■ Problem to work on ■
Repeat the records below verbatim.
Start of Records for processing
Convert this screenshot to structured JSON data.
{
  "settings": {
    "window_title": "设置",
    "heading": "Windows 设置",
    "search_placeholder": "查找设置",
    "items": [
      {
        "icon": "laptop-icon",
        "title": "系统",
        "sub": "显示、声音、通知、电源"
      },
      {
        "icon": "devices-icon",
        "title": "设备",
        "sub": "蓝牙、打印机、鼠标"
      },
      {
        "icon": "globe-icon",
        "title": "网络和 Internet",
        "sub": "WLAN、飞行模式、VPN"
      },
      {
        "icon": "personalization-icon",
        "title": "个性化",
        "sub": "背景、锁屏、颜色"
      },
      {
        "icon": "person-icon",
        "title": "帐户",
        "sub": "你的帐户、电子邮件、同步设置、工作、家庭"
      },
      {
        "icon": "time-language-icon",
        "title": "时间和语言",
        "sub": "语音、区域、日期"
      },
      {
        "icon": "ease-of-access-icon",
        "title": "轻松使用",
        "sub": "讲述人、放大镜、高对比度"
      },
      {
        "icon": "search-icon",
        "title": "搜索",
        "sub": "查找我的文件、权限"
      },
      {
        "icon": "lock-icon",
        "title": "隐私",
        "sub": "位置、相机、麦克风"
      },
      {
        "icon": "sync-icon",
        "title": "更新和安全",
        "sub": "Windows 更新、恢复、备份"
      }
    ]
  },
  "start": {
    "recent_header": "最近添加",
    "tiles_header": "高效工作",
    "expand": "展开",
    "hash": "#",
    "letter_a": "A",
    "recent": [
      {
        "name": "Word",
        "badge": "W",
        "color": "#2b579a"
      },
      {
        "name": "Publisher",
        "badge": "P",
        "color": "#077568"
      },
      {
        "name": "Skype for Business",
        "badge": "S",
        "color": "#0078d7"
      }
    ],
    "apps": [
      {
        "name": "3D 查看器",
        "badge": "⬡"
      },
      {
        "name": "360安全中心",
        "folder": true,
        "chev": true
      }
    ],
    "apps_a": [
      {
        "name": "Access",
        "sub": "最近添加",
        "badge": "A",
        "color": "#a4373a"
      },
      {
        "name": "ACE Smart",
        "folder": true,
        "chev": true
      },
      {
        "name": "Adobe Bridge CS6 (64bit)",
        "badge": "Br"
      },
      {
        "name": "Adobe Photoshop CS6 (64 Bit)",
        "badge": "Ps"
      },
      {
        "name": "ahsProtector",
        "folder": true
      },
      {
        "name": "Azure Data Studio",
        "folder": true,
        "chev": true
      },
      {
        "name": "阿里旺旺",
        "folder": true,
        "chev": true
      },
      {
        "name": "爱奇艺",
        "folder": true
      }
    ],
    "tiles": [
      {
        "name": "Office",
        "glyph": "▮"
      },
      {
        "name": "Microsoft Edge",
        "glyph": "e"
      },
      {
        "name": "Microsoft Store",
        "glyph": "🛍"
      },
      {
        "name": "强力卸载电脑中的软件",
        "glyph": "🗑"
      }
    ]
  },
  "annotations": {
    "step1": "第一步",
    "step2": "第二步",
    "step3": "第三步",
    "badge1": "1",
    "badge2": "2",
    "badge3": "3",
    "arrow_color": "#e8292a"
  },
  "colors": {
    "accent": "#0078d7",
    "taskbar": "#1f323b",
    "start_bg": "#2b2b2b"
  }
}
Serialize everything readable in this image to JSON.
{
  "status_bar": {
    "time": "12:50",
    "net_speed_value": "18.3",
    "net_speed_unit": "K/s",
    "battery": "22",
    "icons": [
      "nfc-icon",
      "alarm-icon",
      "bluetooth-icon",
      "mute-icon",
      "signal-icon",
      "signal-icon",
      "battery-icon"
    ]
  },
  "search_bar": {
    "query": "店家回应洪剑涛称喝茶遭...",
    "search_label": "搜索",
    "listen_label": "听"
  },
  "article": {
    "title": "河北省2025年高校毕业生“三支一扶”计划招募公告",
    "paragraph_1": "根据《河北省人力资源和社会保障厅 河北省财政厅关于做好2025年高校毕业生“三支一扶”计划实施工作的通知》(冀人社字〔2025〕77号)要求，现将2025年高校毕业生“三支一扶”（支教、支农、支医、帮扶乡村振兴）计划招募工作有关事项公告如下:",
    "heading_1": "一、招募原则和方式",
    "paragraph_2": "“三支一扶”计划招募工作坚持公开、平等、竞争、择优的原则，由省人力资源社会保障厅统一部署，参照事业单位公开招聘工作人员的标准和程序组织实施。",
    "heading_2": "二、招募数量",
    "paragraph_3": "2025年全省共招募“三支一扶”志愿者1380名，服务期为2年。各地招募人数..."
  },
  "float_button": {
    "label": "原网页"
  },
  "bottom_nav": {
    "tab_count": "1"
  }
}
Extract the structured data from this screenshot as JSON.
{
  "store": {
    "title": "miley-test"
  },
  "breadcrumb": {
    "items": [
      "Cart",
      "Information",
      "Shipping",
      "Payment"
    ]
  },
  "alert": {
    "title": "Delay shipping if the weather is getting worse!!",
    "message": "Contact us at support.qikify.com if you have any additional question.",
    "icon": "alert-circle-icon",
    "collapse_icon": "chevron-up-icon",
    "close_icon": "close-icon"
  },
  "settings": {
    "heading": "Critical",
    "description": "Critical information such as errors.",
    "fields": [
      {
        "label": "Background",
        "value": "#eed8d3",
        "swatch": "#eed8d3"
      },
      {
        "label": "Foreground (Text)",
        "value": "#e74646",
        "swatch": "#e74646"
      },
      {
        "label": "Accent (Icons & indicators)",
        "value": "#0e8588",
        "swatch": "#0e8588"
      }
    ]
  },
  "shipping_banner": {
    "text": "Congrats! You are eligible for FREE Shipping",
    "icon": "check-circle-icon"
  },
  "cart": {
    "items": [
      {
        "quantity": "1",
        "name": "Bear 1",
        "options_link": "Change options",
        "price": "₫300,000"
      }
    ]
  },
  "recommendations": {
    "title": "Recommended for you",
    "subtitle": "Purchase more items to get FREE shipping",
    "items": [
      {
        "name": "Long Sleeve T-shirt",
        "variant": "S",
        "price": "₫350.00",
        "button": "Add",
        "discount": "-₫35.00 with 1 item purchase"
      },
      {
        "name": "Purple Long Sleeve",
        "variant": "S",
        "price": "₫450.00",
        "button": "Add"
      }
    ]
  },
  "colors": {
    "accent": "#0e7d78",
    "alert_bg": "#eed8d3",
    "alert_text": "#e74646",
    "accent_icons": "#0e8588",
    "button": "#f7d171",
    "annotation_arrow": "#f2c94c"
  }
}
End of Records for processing
■ Task answer ■
Convert this screenshot to structured JSON data.
{
  "settings": {
    "window_title": "设置",
    "heading": "Windows 设置",
    "search_placeholder": "查找设置",
    "items": [
      {
        "icon": "laptop-icon",
        "title": "系统",
        "sub": "显示、声音、通知、电源"
      },
      {
        "icon": "devices-icon",
        "title": "设备",
        "sub": "蓝牙、打印机、鼠标"
      },
      {
        "icon": "globe-icon",
        "title": "网络和 Internet",
        "sub": "WLAN、飞行模式、VPN"
      },
      {
        "icon": "personalization-icon",
        "title": "个性化",
        "sub": "背景、锁屏、颜色"
      },
      {
        "icon": "person-icon",
        "title": "帐户",
        "sub": "你的帐户、电子邮件、同步设置、工作、家庭"
      },
      {
        "icon": "time-language-icon",
        "title": "时间和语言",
        "sub": "语音、区域、日期"
      },
      {
        "icon": "ease-of-access-icon",
        "title": "轻松使用",
        "sub": "讲述人、放大镜、高对比度"
      },
      {
        "icon": "search-icon",
        "title": "搜索",
        "sub": "查找我的文件、权限"
      },
      {
        "icon": "lock-icon",
        "title": "隐私",
        "sub": "位置、相机、麦克风"
      },
      {
        "icon": "sync-icon",
        "title": "更新和安全",
        "sub": "Windows 更新、恢复、备份"
      }
    ]
  },
  "start": {
    "recent_header": "最近添加",
    "tiles_header": "高效工作",
    "expand": "展开",
    "hash": "#",
    "letter_a": "A",
    "recent": [
      {
        "name": "Word",
        "badge": "W",
        "color": "#2b579a"
      },
      {
        "name": "Publisher",
        "badge": "P",
        "color": "#077568"
      },
      {
        "name": "Skype for Business",
        "badge": "S",
        "color": "#0078d7"
      }
    ],
    "apps": [
      {
        "name": "3D 查看器",
        "badge": "⬡"
      },
      {
        "name": "360安全中心",
        "folder": true,
        "chev": true
      }
    ],
    "apps_a": [
      {
        "name": "Access",
        "sub": "最近添加",
        "badge": "A",
        "color": "#a4373a"
      },
      {
        "name": "ACE Smart",
        "folder": true,
        "chev": true
      },
      {
        "name": "Adobe Bridge CS6 (64bit)",
        "badge": "Br"
      },
      {
        "name": "Adobe Photoshop CS6 (64 Bit)",
        "badge": "Ps"
      },
      {
        "name": "ahsProtector",
        "folder": true
      },
      {
        "name": "Azure Data Studio",
        "folder": true,
        "chev": true
      },
      {
        "name": "阿里旺旺",
        "folder": true,
        "chev": true
      },
      {
        "name": "爱奇艺",
        "folder": true
      }
    ],
    "tiles": [
      {
        "name": "Office",
        "glyph": "▮"
      },
      {
        "name": "Microsoft Edge",
        "glyph": "e"
      },
      {
        "name": "Microsoft Store",
        "glyph": "🛍"
      },
      {
        "name": "强力卸载电脑中的软件",
        "glyph": "🗑"
      }
    ]
  },
  "annotations": {
    "step1": "第一步",
    "step2": "第二步",
    "step3": "第三步",
    "badge1": "1",
    "badge2": "2",
    "badge3": "3",
    "arrow_color": "#e8292a"
  },
  "colors": {
    "accent": "#0078d7",
    "taskbar": "#1f323b",
    "start_bg": "#2b2b2b"
  }
}
Serialize everything readable in this image to JSON.
{
  "status_bar": {
    "time": "12:50",
    "net_speed_value": "18.3",
    "net_speed_unit": "K/s",
    "battery": "22",
    "icons": [
      "nfc-icon",
      "alarm-icon",
      "bluetooth-icon",
      "mute-icon",
      "signal-icon",
      "signal-icon",
      "battery-icon"
    ]
  },
  "search_bar": {
    "query": "店家回应洪剑涛称喝茶遭...",
    "search_label": "搜索",
    "listen_label": "听"
  },
  "article": {
    "title": "河北省2025年高校毕业生“三支一扶”计划招募公告",
    "paragraph_1": "根据《河北省人力资源和社会保障厅 河北省财政厅关于做好2025年高校毕业生“三支一扶”计划实施工作的通知》(冀人社字〔2025〕77号)要求，现将2025年高校毕业生“三支一扶”（支教、支农、支医、帮扶乡村振兴）计划招募工作有关事项公告如下:",
    "heading_1": "一、招募原则和方式",
    "paragraph_2": "“三支一扶”计划招募工作坚持公开、平等、竞争、择优的原则，由省人力资源社会保障厅统一部署，参照事业单位公开招聘工作人员的标准和程序组织实施。",
    "heading_2": "二、招募数量",
    "paragraph_3": "2025年全省共招募“三支一扶”志愿者1380名，服务期为2年。各地招募人数..."
  },
  "float_button": {
    "label": "原网页"
  },
  "bottom_nav": {
    "tab_count": "1"
  }
}
Extract the structured data from this screenshot as JSON.
{
  "store": {
    "title": "miley-test"
  },
  "breadcrumb": {
    "items": [
      "Cart",
      "Information",
      "Shipping",
      "Payment"
    ]
  },
  "alert": {
    "title": "Delay shipping if the weather is getting worse!!",
    "message": "Contact us at support.qikify.com if you have any additional question.",
    "icon": "alert-circle-icon",
    "collapse_icon": "chevron-up-icon",
    "close_icon": "close-icon"
  },
  "settings": {
    "heading": "Critical",
    "description": "Critical information such as errors.",
    "fields": [
      {
        "label": "Background",
        "value": "#eed8d3",
        "swatch": "#eed8d3"
      },
      {
        "label": "Foreground (Text)",
        "value": "#e74646",
        "swatch": "#e74646"
      },
      {
        "label": "Accent (Icons & indicators)",
        "value": "#0e8588",
        "swatch": "#0e8588"
      }
    ]
  },
  "shipping_banner": {
    "text": "Congrats! You are eligible for FREE Shipping",
    "icon": "check-circle-icon"
  },
  "cart": {
    "items": [
      {
        "quantity": "1",
        "name": "Bear 1",
        "options_link": "Change options",
        "price": "₫300,000"
      }
    ]
  },
  "recommendations": {
    "title": "Recommended for you",
    "subtitle": "Purchase more items to get FREE shipping",
    "items": [
      {
        "name": "Long Sleeve T-shirt",
        "variant": "S",
        "price": "₫350.00",
        "button": "Add",
        "discount": "-₫35.00 with 1 item purchase"
      },
      {
        "name": "Purple Long Sleeve",
        "variant": "S",
        "price": "₫450.00",
        "button": "Add"
      }
    ]
  },
  "colors": {
    "accent": "#0e7d78",
    "alert_bg": "#eed8d3",
    "alert_text": "#e74646",
    "accent_icons": "#0e8588",
    "button": "#f7d171",
    "annotation_arrow": "#f2c94c"
  }
}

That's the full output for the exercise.